Sri Lanka, Burma, Vietnam and Zimbabwe
Color:
Green, Yellow, Orange, Pink, Purple, Violet, Brown, Black, Color Change and Colorless
Species:
Corundum
Refractive Index:
1.762 to 1.770
Birefringence:
0.008 to 0.010
Specific Gravity:
4.00
Hardness:
9 on Mohs Scale

Sapphire - Fancy

Sapphire is often thought of as being synonymous with the color blue: you can easily picture sapphire seas. However, sapphire is beautiful beyond blue, in every color but red, red being the domain of the ruby.

The other colors of sapphire can be just as beautiful and rare - or even rarer - than the blue, but they are usually offered at more modest prices. Yellow, orange, lavender, and other pastel shades are especially affordable.

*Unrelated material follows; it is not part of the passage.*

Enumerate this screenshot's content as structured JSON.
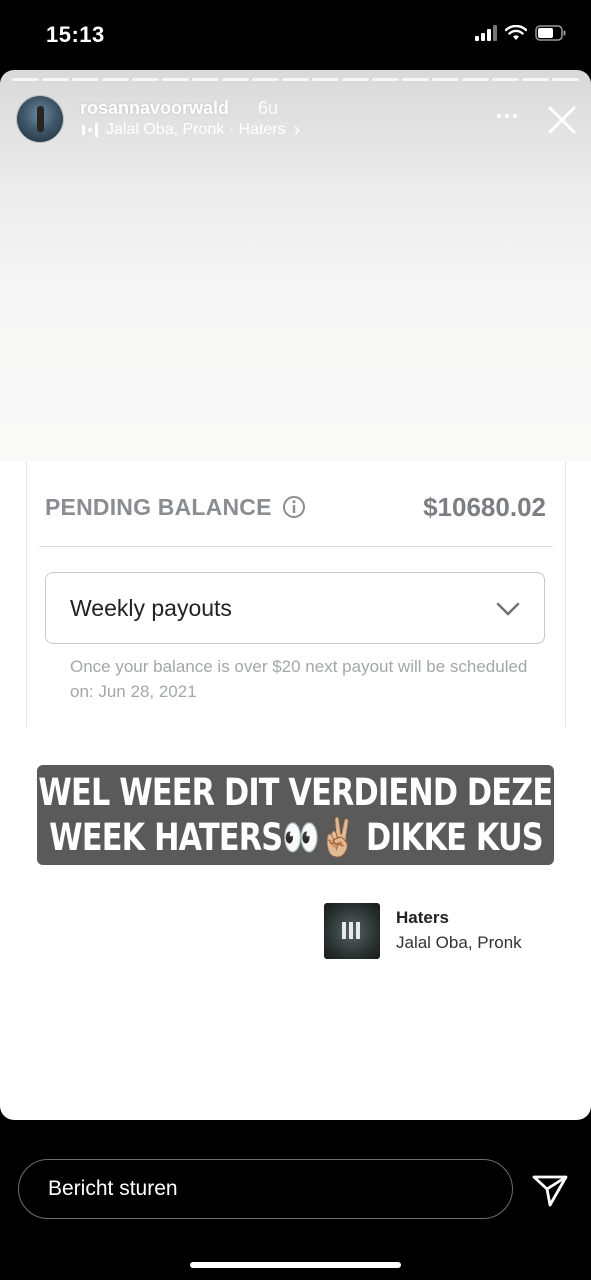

Long ago, it was decided that all gemstones of the mineral corundum should be referred to as sapphire, except the red color, which was called ruby. Other very popular shades of fancy sapphires are yellows, bright oranges, lavenders and purples, and a bluish green color.

The most valuable fancy sapphire is an orange-pink or pinkish-orange variety called 'padparadscha' after the lotus blossom. Padparadscha sapphires are very rare, and the exact definition has always been a matter of debate: different dealers and laboratories around the world disagree on the exact color denoted by this term. Some dealers even argue that the term should not be limited to the pastel shades of Sri Lankan sapphires, but also include the more fiery shades of reddish-orange from the Umba Valley in Tanzania. Padparadscha sapphires sell at a premium, their prices nearing those obtained for fine blue sapphires. Although the exact description of these rare gemstones is debatable, their beauty, with its delicate blended shades the color of fresh salmon and sunsets, is not.

Generally, the clearer and more vivid the color, the more valuable the fancy sapphire. If the color is in the pastel range, the clarity should be good. Because in lighter tones inclusions are more noticeable, the trade usually prefers the gemstones to be cleaner with fewer visible inclusions. In a lighter colored gemstone, the cut is also more important: it should reflect light back evenly across the face of the stone, making it lively and brilliant. With darker, more intense colors, the cut is not as critical because the color creates its own impact.

No matter what the color, sapphires combine durability and beauty for generations of pleasure.